- [Task description]: Search the material below for the string "rotate". Return every line that holds it.

- [Recorded data]:
▼▼▼
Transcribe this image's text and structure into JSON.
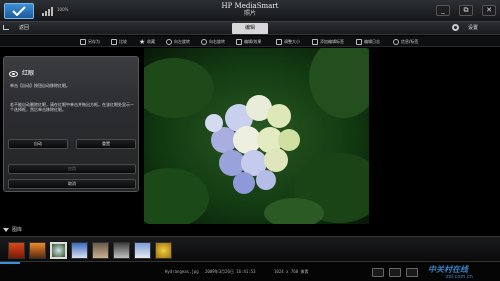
{
  "app": {
    "title": "HP MediaSmart",
    "subtitle": "照片",
    "battery_text": "100%"
  },
  "window": {
    "minimize": "_",
    "restore": "⧉",
    "close": "✕"
  },
  "nav": {
    "back_label": "返回",
    "active_tab": "编辑",
    "settings_label": "设置"
  },
  "toolbar": {
    "items": [
      {
        "label": "另存为",
        "icon": "save-icon"
      },
      {
        "label": "比较",
        "icon": "compare-icon"
      },
      {
        "label": "收藏",
        "icon": "star-icon"
      },
      {
        "label": "向左旋转",
        "icon": "rotate-left-icon"
      },
      {
        "label": "向右旋转",
        "icon": "rotate-right-icon"
      },
      {
        "label": "编辑/效果",
        "icon": "edit-icon"
      },
      {
        "label": "调整大小",
        "icon": "resize-icon"
      },
      {
        "label": "添加编辑标签",
        "icon": "tag-icon"
      },
      {
        "label": "编辑日志",
        "icon": "log-icon"
      },
      {
        "label": "信息/标签",
        "icon": "info-icon"
      }
    ]
  },
  "panel": {
    "heading": "红眼",
    "desc1": "单击【自动】按钮自动移除红眼。",
    "desc2": "若不能自动删除红眼，请在红眼中单击并拖出方框。在该红眼处显示一个选择框，然后单击移除红眼。",
    "auto_button": "自动",
    "reset_button": "重置",
    "apply_button": "应用",
    "cancel_button": "取消"
  },
  "filmstrip": {
    "label": "图库",
    "selected_index": 2
  },
  "status": {
    "filename": "Hydrangeas.jpg",
    "datetime": "2009年3月26日  16:41:53",
    "dimensions": "1024 x 768 像素"
  },
  "watermark": {
    "line1": "中关村在线",
    "line2": "zol.com.cn"
  },
  "colors": {
    "accent": "#3a8fe0",
    "tab_bg": "#d8d8d8"
  }
}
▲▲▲
- [Finished exercise]:
        "icon": "rotate-left-icon"
        "icon": "rotate-right-icon"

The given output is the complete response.